Fernanda Martinez (center, right) from Johnnie L. Cochran Jr. Middle School was one of 100 students to participate in the Brainworks program, which seeks to inspire youngsters to pursue careers in science and healthcare.
Keith L. Black, MD, professor and chair of the Department of Neurosurgery, welcomed more than 100 local middle school students to the 21st annual Brainworks program on March 11 in Harvey Morse Auditorium.
The highly interactive, one-day program is designed to inspire students and encourage them to pursue careers in science and healthcare.
Students listened to remarks from Black and neurologist Robert Baloh, MD, PhD, a professor of Neurology, then broke into groups to explore interactive exhibits and presentations.
"I think they really enjoy the hands-on experience," Black said.
Some of the highlights included a research station, where students could learn about experiments while holding real sheep brains, and an imaging station, where the students practiced using real medical imaging equipment. Students also had the opportunity to handle surgical tools, use virtual reality headsets and practice rehabilitation exercises.
Afternoon sessions included presentations from various medical professionals across Cedars-Sinai, including J. Manuel Sarmiento, MD; Padmesh Rajput, PhD, an assistant professor of Neurology; Maria Cecilia Alpasan, OTR/L, and Laurie Paletz, RN.

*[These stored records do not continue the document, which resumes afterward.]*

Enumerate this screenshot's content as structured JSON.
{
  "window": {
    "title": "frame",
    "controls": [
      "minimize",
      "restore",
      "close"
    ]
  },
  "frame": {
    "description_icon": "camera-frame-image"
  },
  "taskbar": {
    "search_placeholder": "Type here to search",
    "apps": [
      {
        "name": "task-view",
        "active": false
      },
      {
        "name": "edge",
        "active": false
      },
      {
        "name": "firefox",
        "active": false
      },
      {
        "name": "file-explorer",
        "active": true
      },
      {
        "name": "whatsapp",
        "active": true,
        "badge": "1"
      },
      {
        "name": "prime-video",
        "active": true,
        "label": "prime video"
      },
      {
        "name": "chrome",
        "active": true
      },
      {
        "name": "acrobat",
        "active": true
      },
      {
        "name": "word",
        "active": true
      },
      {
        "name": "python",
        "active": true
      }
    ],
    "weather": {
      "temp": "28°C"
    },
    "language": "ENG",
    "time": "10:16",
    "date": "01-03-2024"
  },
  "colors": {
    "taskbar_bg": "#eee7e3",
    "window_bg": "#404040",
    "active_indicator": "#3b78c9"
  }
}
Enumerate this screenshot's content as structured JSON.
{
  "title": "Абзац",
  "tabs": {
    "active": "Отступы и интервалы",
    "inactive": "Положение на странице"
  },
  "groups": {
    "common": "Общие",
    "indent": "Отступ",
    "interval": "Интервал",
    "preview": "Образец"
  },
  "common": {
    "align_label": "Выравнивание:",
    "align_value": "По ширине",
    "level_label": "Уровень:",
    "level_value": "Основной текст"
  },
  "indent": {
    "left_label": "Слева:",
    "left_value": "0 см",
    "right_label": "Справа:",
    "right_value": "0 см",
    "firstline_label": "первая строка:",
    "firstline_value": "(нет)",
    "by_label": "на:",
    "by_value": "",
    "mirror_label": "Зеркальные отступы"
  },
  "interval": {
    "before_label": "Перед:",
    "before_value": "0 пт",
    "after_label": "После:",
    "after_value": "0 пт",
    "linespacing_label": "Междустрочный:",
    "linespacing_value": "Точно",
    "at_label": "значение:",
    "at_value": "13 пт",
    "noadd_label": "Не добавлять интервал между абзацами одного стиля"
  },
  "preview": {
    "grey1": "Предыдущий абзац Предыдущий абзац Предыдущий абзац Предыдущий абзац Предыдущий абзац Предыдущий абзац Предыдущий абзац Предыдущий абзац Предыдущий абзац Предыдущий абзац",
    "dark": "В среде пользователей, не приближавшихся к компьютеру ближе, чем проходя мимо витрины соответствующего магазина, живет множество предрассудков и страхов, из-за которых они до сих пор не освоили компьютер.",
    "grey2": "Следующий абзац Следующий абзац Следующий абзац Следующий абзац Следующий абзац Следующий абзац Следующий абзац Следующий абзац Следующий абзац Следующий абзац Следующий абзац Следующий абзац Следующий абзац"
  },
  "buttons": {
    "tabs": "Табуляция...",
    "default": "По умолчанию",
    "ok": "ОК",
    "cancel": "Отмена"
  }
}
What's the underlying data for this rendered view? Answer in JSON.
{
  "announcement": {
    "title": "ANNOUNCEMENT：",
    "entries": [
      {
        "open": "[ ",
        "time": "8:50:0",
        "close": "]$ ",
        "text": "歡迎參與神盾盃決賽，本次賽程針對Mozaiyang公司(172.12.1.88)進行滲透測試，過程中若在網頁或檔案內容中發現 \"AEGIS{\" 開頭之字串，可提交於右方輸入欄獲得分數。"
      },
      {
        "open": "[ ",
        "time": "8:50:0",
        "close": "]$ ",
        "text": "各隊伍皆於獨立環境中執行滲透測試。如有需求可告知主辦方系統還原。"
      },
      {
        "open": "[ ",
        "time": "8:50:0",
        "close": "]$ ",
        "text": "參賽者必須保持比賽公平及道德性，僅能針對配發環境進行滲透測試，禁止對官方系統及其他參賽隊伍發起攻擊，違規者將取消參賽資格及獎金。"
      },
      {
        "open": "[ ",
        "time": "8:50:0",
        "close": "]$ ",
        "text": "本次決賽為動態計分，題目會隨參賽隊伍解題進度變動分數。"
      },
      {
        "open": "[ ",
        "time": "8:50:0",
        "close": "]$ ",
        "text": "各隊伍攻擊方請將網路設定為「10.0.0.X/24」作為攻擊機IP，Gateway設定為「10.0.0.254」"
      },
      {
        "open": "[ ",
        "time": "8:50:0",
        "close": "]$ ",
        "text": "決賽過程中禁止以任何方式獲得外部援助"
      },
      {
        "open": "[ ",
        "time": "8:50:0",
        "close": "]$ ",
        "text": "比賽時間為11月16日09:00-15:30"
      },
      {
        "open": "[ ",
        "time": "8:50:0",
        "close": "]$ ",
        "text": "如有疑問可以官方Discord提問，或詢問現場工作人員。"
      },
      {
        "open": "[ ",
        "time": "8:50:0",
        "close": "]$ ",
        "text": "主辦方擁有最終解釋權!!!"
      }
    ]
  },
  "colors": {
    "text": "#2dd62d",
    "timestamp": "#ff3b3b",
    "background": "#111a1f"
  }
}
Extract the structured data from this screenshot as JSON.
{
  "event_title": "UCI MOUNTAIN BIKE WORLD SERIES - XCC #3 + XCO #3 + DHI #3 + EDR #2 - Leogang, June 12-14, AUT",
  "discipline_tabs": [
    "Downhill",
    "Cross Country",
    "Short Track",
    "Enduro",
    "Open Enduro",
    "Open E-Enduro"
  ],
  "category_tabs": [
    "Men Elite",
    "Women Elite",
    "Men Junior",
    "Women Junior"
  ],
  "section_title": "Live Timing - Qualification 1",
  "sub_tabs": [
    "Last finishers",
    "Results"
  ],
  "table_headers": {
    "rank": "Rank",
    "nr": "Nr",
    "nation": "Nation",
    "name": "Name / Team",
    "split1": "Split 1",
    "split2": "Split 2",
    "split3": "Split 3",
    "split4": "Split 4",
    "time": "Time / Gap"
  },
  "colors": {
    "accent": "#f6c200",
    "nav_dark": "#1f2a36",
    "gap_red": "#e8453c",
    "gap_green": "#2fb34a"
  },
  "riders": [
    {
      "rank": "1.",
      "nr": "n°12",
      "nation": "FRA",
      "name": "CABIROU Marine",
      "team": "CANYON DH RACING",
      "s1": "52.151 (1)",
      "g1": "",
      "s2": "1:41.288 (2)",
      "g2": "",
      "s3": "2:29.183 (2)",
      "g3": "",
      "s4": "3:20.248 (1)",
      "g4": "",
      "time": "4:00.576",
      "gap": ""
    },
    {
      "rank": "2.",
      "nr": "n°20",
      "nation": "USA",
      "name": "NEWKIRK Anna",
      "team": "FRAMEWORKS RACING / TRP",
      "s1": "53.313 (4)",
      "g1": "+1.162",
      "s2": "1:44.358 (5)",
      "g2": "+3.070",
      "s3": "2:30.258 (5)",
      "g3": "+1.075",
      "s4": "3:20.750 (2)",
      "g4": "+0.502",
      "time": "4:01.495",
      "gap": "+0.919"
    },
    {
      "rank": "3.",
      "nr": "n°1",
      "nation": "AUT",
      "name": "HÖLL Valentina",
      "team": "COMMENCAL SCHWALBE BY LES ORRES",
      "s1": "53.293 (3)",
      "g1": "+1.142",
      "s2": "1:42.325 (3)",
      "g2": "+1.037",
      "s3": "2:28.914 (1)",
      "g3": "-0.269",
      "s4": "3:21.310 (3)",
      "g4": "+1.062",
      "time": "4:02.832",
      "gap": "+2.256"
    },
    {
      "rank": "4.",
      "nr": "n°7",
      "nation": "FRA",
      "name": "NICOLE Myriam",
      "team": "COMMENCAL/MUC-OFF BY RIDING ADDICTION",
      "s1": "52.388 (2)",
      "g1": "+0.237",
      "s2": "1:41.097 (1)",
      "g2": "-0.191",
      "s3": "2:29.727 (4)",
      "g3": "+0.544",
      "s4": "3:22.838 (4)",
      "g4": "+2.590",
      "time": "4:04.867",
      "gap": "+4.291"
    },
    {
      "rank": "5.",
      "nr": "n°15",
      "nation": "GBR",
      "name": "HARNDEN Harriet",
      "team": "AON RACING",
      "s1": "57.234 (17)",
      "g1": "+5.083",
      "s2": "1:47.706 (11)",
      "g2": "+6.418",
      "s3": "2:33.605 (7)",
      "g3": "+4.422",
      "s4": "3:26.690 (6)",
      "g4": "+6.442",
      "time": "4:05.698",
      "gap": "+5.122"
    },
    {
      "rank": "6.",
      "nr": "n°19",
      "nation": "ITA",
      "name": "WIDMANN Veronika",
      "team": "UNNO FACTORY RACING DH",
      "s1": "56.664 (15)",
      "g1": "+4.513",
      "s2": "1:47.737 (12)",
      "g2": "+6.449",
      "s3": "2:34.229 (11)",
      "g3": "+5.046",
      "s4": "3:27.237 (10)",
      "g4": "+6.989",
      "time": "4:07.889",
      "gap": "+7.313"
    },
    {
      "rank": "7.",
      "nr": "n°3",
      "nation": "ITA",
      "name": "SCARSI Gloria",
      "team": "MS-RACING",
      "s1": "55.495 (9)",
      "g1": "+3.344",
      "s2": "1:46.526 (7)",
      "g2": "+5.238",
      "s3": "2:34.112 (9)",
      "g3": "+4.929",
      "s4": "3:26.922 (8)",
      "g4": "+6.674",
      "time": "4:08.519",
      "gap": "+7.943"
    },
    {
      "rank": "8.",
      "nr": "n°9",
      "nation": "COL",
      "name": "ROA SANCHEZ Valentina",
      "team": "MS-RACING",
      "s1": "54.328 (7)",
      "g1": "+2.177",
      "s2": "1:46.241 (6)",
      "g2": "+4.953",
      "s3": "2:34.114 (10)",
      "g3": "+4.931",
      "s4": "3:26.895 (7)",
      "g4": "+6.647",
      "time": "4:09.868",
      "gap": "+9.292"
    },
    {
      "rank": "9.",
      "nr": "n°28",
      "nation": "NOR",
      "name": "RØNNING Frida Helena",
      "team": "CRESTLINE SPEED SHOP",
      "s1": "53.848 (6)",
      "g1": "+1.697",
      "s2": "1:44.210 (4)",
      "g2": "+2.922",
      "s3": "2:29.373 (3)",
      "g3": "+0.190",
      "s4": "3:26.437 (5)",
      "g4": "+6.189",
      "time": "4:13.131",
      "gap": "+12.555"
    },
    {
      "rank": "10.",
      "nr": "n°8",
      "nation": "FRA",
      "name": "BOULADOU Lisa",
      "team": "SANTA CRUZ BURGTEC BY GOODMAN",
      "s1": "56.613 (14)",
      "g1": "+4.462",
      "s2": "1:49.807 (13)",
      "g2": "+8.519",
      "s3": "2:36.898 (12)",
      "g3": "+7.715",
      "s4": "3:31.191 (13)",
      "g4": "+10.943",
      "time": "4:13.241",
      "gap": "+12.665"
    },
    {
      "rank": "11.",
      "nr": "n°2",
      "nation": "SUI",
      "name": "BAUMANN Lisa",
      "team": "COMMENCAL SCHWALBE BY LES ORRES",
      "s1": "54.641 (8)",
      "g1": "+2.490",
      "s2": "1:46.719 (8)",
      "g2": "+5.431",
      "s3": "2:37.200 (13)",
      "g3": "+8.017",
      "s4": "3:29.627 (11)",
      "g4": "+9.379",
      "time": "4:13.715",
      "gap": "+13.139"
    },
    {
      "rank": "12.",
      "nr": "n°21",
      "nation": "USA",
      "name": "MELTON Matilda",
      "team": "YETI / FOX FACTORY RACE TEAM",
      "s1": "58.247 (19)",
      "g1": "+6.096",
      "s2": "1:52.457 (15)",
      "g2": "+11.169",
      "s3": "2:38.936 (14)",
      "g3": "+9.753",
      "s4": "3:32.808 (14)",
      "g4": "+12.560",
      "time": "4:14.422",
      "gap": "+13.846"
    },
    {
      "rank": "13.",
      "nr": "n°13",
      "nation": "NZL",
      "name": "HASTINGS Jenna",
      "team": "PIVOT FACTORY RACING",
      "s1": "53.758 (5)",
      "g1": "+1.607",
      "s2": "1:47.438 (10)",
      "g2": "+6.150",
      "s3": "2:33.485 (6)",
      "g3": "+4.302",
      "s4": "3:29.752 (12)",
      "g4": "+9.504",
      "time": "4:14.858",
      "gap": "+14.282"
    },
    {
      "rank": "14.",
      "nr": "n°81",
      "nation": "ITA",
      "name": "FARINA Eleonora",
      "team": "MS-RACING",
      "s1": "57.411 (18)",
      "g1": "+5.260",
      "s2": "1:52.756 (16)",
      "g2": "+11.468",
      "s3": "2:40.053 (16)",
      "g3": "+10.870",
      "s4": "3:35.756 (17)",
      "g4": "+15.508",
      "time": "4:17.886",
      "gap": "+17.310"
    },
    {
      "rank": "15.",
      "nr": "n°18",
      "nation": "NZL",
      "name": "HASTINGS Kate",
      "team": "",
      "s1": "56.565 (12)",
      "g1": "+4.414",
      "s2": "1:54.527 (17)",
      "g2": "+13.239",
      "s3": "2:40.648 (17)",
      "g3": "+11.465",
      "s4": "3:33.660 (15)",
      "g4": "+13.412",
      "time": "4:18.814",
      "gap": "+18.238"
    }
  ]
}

Black was inspired to become a neurosurgeon after attending a similar program when he was growing up.
He envisioned Brainworks as a way for students to meet physicians, explore medical facilities and get a close-up view of leading-edge research. He hoped the program would provide motivation and encouragement for students to stay in school, pursue higher education and consider the possibilities of a career in medicine.
"I remember how important it was for me … and what a huge impact it had on me. We just wanted to make sure we had a program like this at Cedars-Sinai," Black said.